• **WHAT TO PRODUCE**
Leaving out all pictures, retype the records exactly.

• **PROVIDED RECORDS**
===============

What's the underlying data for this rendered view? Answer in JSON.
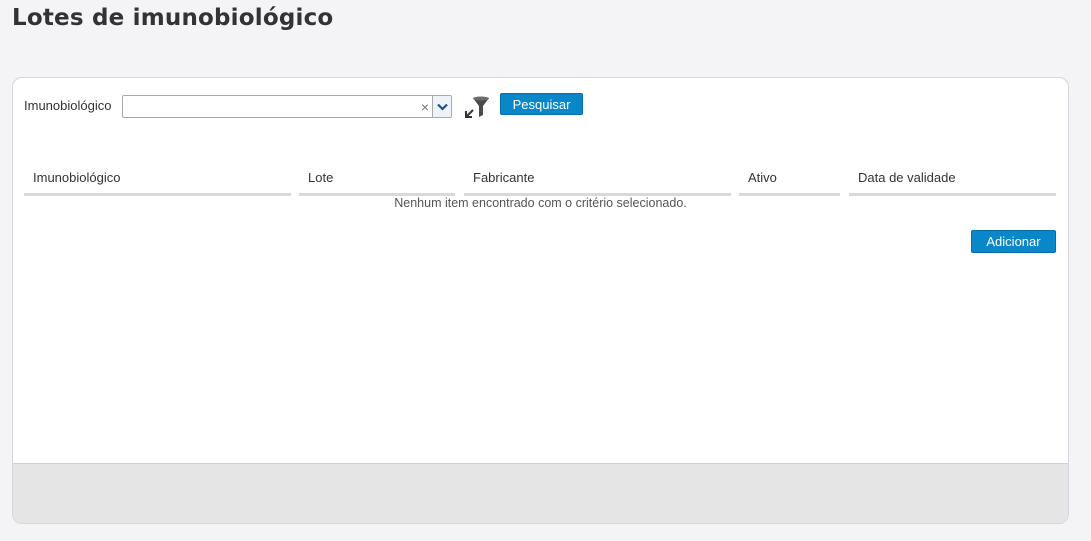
{
  "page": {
    "title": "Lotes de imunobiológico"
  },
  "filter": {
    "label": "Imunobiológico",
    "select_value": "",
    "clear_glyph": "×",
    "search_label": "Pesquisar",
    "icons": {
      "filter": "filter-icon",
      "dropdown": "chevron-down-icon",
      "clear": "close-icon"
    }
  },
  "table": {
    "columns": [
      "Imunobiológico",
      "Lote",
      "Fabricante",
      "Ativo",
      "Data de validade"
    ],
    "rows": [],
    "empty_message": "Nenhum item encontrado com o critério selecionado."
  },
  "actions": {
    "add_label": "Adicionar"
  },
  "colors": {
    "primary_button": "#0a87c8",
    "header_underline": "#d9d9d9",
    "footer": "#e5e5e5"
  }
}
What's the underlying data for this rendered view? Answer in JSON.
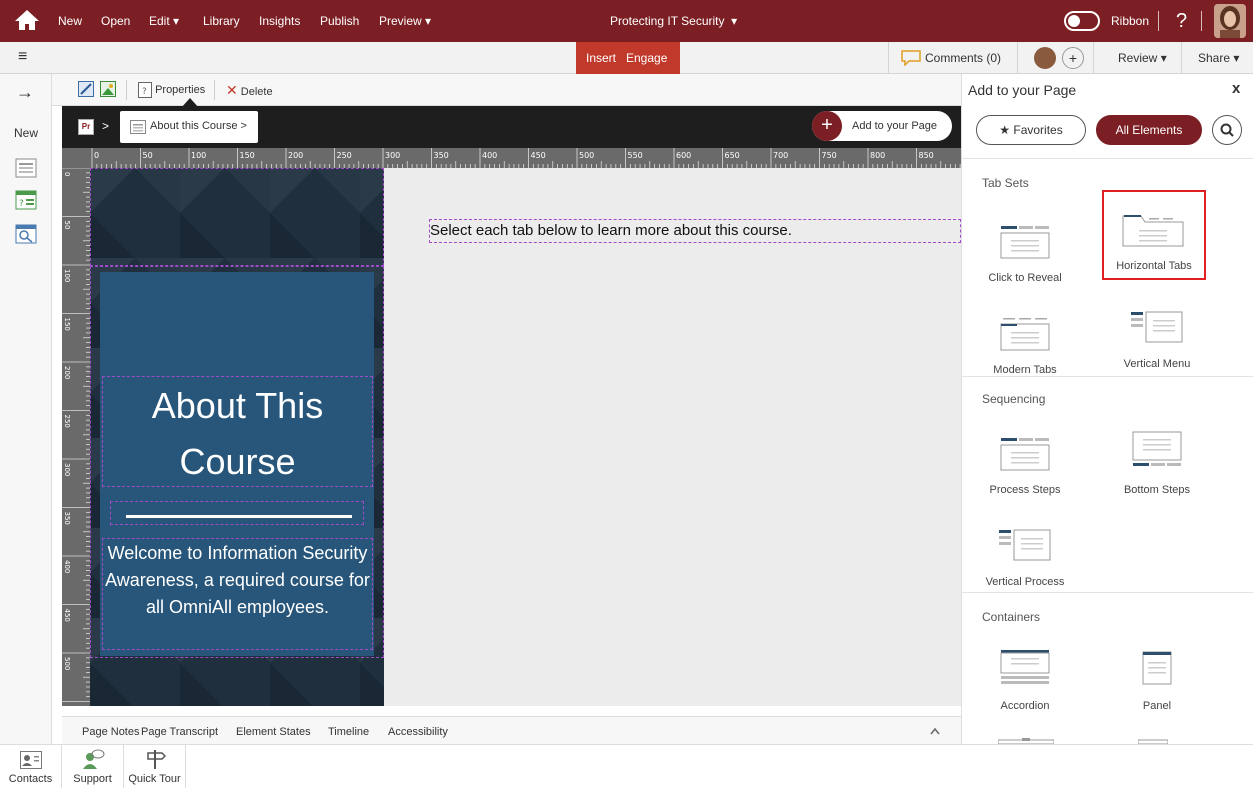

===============

• **RESPONSE AREA**
What's the underlying data for this rendered view? Answer in JSON.
{
  "page": {
    "title": "Lotes de imunobiológico"
  },
  "filter": {
    "label": "Imunobiológico",
    "select_value": "",
    "clear_glyph": "×",
    "search_label": "Pesquisar",
    "icons": {
      "filter": "filter-icon",
      "dropdown": "chevron-down-icon",
      "clear": "close-icon"
    }
  },
  "table": {
    "columns": [
      "Imunobiológico",
      "Lote",
      "Fabricante",
      "Ativo",
      "Data de validade"
    ],
    "rows": [],
    "empty_message": "Nenhum item encontrado com o critério selecionado."
  },
  "actions": {
    "add_label": "Adicionar"
  },
  "colors": {
    "primary_button": "#0a87c8",
    "header_underline": "#d9d9d9",
    "footer": "#e5e5e5"
  }
}
What's the underlying data for this rendered view? Answer in JSON.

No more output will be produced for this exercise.